To begin with, sheds were clearly gendered – and, according to shedsdirect.net, they still are to a certain extent a dad-den. Around 77% of men claim access to a man-cave; put another way, that’s three-quarters of the British male population. When surveying a prospective home, as many as 62% of male buyers are put off if there’s no shed in the garden.
So, what is the attraction of what is, to all intents and purposes, just a wooden shack full of junk? Quite simply, it offers privacy and escape – both luxuries not to be found in the average two-up, two-down semi. It provides the opportunity to do a Pepys and take a peek at porn; make secret phone calls and texts; indulge in a sneaky fag or snifter; read over your ex’s love letters; and, perhaps, most important of all, avoid irksome in-laws and nagging partners. Some men even say they prefer shed-time to being intimate with their spouse. Could this be the real reason why David Cameron installed a shed in his garden – ostensibly to write his memoirs?
Whilst the shed may traditionally have been viewed as a male bastion, in recent years, women have been eager to stake their claim to an outside room of their own – especially those living in a house full of men. Desperately in search of a man-free zone, they’ve begun to invest in a she-shed. Partly shrine, retreat, bar, office, studio, it is the woman’s private zone not to be invaded by the male members of the house. Or else.

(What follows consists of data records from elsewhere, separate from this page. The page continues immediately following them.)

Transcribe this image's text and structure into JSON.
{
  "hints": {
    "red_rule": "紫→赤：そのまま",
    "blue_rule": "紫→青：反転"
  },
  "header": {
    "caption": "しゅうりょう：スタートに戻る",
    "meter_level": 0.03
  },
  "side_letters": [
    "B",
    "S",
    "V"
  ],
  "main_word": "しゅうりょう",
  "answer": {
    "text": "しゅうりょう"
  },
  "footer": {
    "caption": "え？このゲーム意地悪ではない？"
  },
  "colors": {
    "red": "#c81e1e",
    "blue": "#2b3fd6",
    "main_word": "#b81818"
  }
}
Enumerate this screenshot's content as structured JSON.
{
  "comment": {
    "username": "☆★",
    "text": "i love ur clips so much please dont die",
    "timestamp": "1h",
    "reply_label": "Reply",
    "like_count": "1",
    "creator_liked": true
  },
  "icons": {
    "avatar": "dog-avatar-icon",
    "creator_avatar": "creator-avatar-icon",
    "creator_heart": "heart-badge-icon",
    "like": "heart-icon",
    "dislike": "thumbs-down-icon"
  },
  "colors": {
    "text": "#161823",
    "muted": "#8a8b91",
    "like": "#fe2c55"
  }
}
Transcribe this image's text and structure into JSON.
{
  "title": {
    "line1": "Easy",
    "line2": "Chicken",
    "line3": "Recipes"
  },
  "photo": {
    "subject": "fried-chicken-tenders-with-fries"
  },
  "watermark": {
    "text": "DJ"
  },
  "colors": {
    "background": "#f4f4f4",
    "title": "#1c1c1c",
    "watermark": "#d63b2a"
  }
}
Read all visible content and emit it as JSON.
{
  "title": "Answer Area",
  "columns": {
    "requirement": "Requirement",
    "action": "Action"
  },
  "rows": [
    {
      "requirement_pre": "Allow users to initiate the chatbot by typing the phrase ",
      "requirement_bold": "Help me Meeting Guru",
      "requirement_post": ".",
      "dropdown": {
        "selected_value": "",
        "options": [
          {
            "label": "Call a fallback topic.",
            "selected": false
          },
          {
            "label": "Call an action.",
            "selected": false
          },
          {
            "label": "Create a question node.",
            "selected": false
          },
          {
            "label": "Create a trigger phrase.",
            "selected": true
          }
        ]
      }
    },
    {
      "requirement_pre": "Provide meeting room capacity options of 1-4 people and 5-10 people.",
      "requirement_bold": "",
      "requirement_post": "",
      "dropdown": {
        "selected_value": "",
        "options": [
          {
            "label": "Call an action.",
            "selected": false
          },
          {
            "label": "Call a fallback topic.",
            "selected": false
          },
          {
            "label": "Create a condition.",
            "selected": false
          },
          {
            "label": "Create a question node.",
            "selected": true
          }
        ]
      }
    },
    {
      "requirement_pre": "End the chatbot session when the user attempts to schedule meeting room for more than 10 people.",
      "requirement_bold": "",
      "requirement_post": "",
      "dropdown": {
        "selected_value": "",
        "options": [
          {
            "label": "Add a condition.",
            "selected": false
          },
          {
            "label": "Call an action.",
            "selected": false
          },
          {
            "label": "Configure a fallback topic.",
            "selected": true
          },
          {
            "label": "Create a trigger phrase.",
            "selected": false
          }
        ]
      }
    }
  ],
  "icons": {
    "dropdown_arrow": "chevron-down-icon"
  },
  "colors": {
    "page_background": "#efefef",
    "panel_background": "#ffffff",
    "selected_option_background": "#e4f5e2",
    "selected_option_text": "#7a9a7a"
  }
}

Male or female, the once-lowly shed has metamorphosed into a very fancy garden dwelling, and, according to The Posh Shed Company, sales are on the up by over 30%. In terms of design, it certainly looks as if people have been letting their imagination get the better of them. The Shed Competition of the Year has seen such whimsical entries as Dr Who’s Tardis and a boat-shaped shed complete with top-deck, rigging, skull and cross-bow, hammock and captain’s quarters.